keeping in America evolved from Native Americans’ and
European settlers’ domesticating
as hunters, guardians, workers, and companions.
Horses, cows, goats, chickens, dogs, cats, songbirds,
parrots, and other small animals were a part of
daily life during the early years of the White
House. Since 1870, domestic pets at the White House
have mirrored the species generally seen in American
households. The major difference has always been
that a pet belonging to a president generates great
public interest and scrutiny.
Fun Fact: Tad Lincoln saves Jack the Turkey.
President George W. Bush
pardons a turkey before Thanksgiving at the White
House, 2006. White House photo by Paul Morse
In 1863, ten-year-old
Tad Lincoln befriended a turkey sent to the White
House for a holiday feast. He named the bird
Jack and treated him as a pet. As Christmas day
approached, Tad realized it would soon be time
to prepare the turkey for Christmas dinner. The

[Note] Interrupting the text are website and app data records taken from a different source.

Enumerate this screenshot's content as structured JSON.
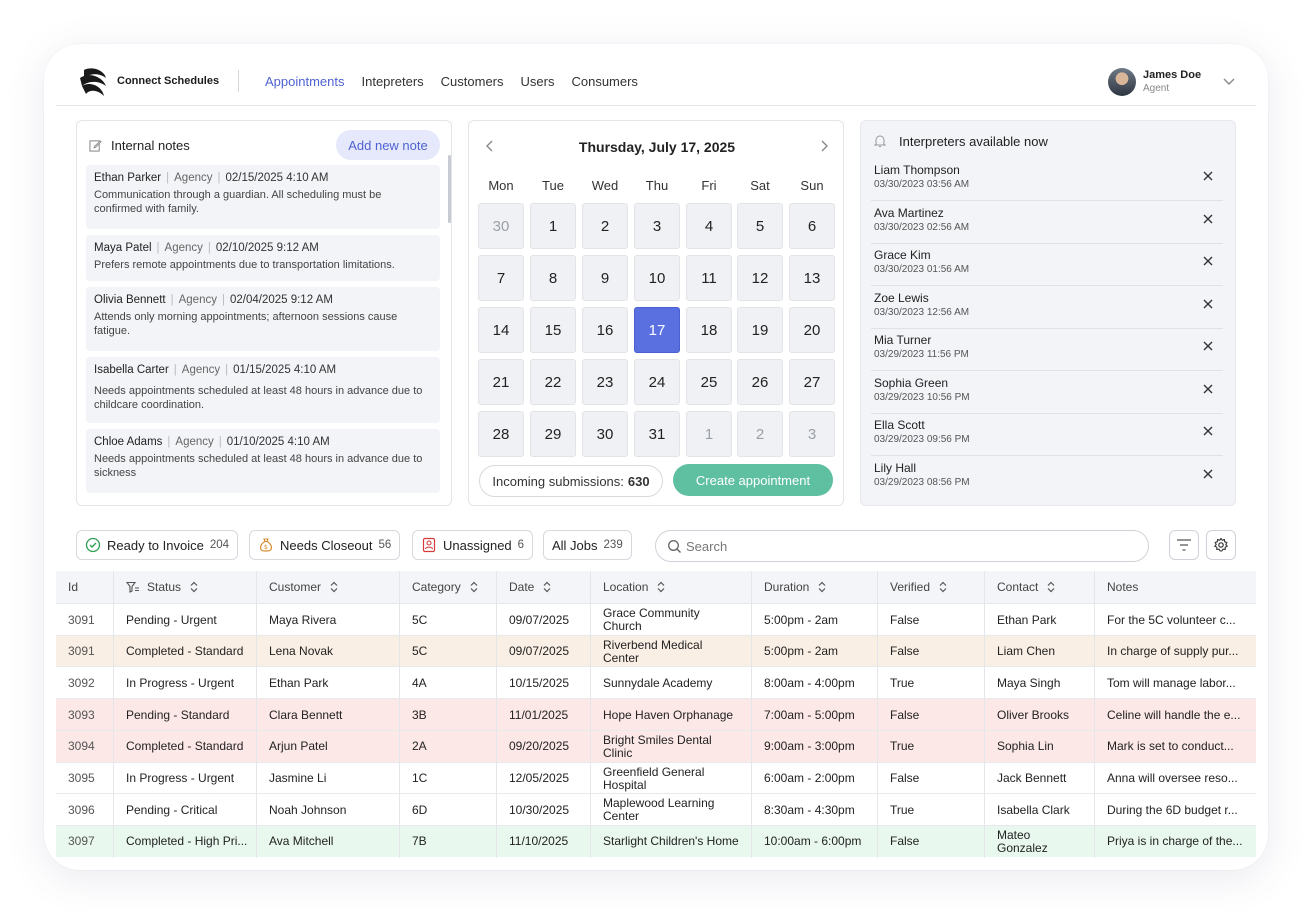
{
  "app": {
    "brand": "Connect Schedules",
    "nav": [
      "Appointments",
      "Intepreters",
      "Customers",
      "Users",
      "Consumers"
    ],
    "active_nav": "Appointments",
    "user": {
      "name": "James Doe",
      "role": "Agent"
    }
  },
  "notes": {
    "title": "Internal notes",
    "add_label": "Add new note",
    "items": [
      {
        "name": "Ethan Parker",
        "org": "Agency",
        "date": "02/15/2025 4:10 AM",
        "text": "Communication through a guardian. All scheduling must be confirmed with family."
      },
      {
        "name": "Maya Patel",
        "org": "Agency",
        "date": "02/10/2025 9:12 AM",
        "text": "Prefers remote appointments due to transportation limitations."
      },
      {
        "name": "Olivia Bennett",
        "org": "Agency",
        "date": "02/04/2025 9:12  AM",
        "text": "Attends only morning appointments; afternoon sessions cause fatigue."
      },
      {
        "name": "Isabella Carter",
        "org": "Agency",
        "date": "01/15/2025 4:10 AM",
        "text": "Needs appointments scheduled at least 48 hours in advance due to childcare coordination."
      },
      {
        "name": "Chloe Adams",
        "org": "Agency",
        "date": "01/10/2025 4:10 AM",
        "text": "Needs appointments scheduled at least 48 hours in advance due to sickness"
      }
    ]
  },
  "calendar": {
    "title": "Thursday, July 17, 2025",
    "weekdays": [
      "Mon",
      "Tue",
      "Wed",
      "Thu",
      "Fri",
      "Sat",
      "Sun"
    ],
    "days": [
      "30",
      "1",
      "2",
      "3",
      "4",
      "5",
      "6",
      "7",
      "8",
      "9",
      "10",
      "11",
      "12",
      "13",
      "14",
      "15",
      "16",
      "17",
      "18",
      "19",
      "20",
      "21",
      "22",
      "23",
      "24",
      "25",
      "26",
      "27",
      "28",
      "29",
      "30",
      "31",
      "1",
      "2",
      "3"
    ],
    "muted_indices": [
      0,
      32,
      33,
      34
    ],
    "selected_index": 17,
    "incoming_label": "Incoming submissions:",
    "incoming_count": "630",
    "create_label": "Create appointment",
    "selected_color": "#5a6fe0",
    "create_color": "#5fc0a1"
  },
  "available": {
    "title": "Interpreters available now",
    "items": [
      {
        "name": "Liam Thompson",
        "time": "03/30/2023 03:56 AM"
      },
      {
        "name": "Ava Martinez",
        "time": "03/30/2023 02:56 AM"
      },
      {
        "name": "Grace Kim",
        "time": "03/30/2023 01:56 AM"
      },
      {
        "name": "Zoe Lewis",
        "time": "03/30/2023 12:56 AM"
      },
      {
        "name": "Mia Turner",
        "time": "03/29/2023 11:56 PM"
      },
      {
        "name": "Sophia Green",
        "time": "03/29/2023 10:56 PM"
      },
      {
        "name": "Ella Scott",
        "time": "03/29/2023 09:56 PM"
      },
      {
        "name": "Lily Hall",
        "time": "03/29/2023 08:56 PM"
      }
    ]
  },
  "filters": [
    {
      "label": "Ready to Invoice",
      "count": "204",
      "icon": "check-circle-icon",
      "color": "#2f9e56"
    },
    {
      "label": "Needs Closeout",
      "count": "56",
      "icon": "money-bag-icon",
      "color": "#d98a2b"
    },
    {
      "label": "Unassigned",
      "count": "6",
      "icon": "person-alert-icon",
      "color": "#d63a3a"
    },
    {
      "label": "All Jobs",
      "count": "239",
      "icon": "",
      "color": ""
    }
  ],
  "search": {
    "placeholder": "Search",
    "value": ""
  },
  "table": {
    "columns": [
      "Id",
      "Status",
      "Customer",
      "Category",
      "Date",
      "Location",
      "Duration",
      "Verified",
      "Contact",
      "Notes"
    ],
    "rows": [
      {
        "tone": "none",
        "cells": [
          "3091",
          "Pending - Urgent",
          "Maya Rivera",
          "5C",
          "09/07/2025",
          "Grace Community Church",
          "5:00pm - 2am",
          "False",
          "Ethan Park",
          "For the 5C volunteer c..."
        ]
      },
      {
        "tone": "orange",
        "cells": [
          "3091",
          "Completed - Standard",
          "Lena Novak",
          "5C",
          "09/07/2025",
          "Riverbend Medical Center",
          "5:00pm - 2am",
          "False",
          "Liam Chen",
          "In charge of supply pur..."
        ]
      },
      {
        "tone": "none",
        "cells": [
          "3092",
          "In Progress - Urgent",
          "Ethan Park",
          "4A",
          "10/15/2025",
          "Sunnydale Academy",
          "8:00am - 4:00pm",
          "True",
          "Maya Singh",
          "Tom will manage labor..."
        ]
      },
      {
        "tone": "red",
        "cells": [
          "3093",
          "Pending - Standard",
          "Clara Bennett",
          "3B",
          "11/01/2025",
          "Hope Haven Orphanage",
          "7:00am - 5:00pm",
          "False",
          "Oliver Brooks",
          "Celine will handle the e..."
        ]
      },
      {
        "tone": "red",
        "cells": [
          "3094",
          "Completed - Standard",
          "Arjun Patel",
          "2A",
          "09/20/2025",
          "Bright Smiles Dental Clinic",
          "9:00am - 3:00pm",
          "True",
          "Sophia Lin",
          "Mark is set to conduct..."
        ]
      },
      {
        "tone": "none",
        "cells": [
          "3095",
          "In Progress - Urgent",
          "Jasmine Li",
          "1C",
          "12/05/2025",
          "Greenfield General Hospital",
          "6:00am - 2:00pm",
          "False",
          "Jack Bennett",
          "Anna will oversee reso..."
        ]
      },
      {
        "tone": "none",
        "cells": [
          "3096",
          "Pending - Critical",
          "Noah Johnson",
          "6D",
          "10/30/2025",
          "Maplewood Learning Center",
          "8:30am - 4:30pm",
          "True",
          "Isabella Clark",
          "During the 6D budget r..."
        ]
      },
      {
        "tone": "green",
        "cells": [
          "3097",
          "Completed - High Pri...",
          "Ava Mitchell",
          "7B",
          "11/10/2025",
          "Starlight Children's Home",
          "10:00am - 6:00pm",
          "False",
          "Mateo Gonzalez",
          "Priya is in charge of the..."
        ]
      }
    ]
  }
}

young boy burst into the cabinet meeting in tears
and pleaded with his father to pardon the bird
from the "executioner." Recent

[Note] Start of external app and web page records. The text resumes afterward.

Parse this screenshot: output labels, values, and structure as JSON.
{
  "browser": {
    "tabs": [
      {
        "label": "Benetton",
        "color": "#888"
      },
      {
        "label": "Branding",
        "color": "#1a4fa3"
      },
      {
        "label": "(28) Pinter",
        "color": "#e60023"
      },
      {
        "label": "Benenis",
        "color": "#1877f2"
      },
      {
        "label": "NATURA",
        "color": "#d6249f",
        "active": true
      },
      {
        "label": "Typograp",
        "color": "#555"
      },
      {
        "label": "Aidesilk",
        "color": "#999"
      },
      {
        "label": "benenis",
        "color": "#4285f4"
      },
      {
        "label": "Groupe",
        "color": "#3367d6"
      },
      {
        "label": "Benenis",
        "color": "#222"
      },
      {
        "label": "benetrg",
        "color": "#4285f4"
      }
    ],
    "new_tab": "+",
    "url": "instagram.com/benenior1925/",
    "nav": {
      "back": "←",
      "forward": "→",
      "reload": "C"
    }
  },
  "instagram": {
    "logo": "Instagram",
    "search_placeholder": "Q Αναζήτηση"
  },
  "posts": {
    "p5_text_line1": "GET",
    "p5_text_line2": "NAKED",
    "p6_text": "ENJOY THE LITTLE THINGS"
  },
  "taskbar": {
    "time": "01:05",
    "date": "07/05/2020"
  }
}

presidential speeches cite this historic anecdote
as the basis for the modern-day turkey pardoning
photo-op at Thanksgiving.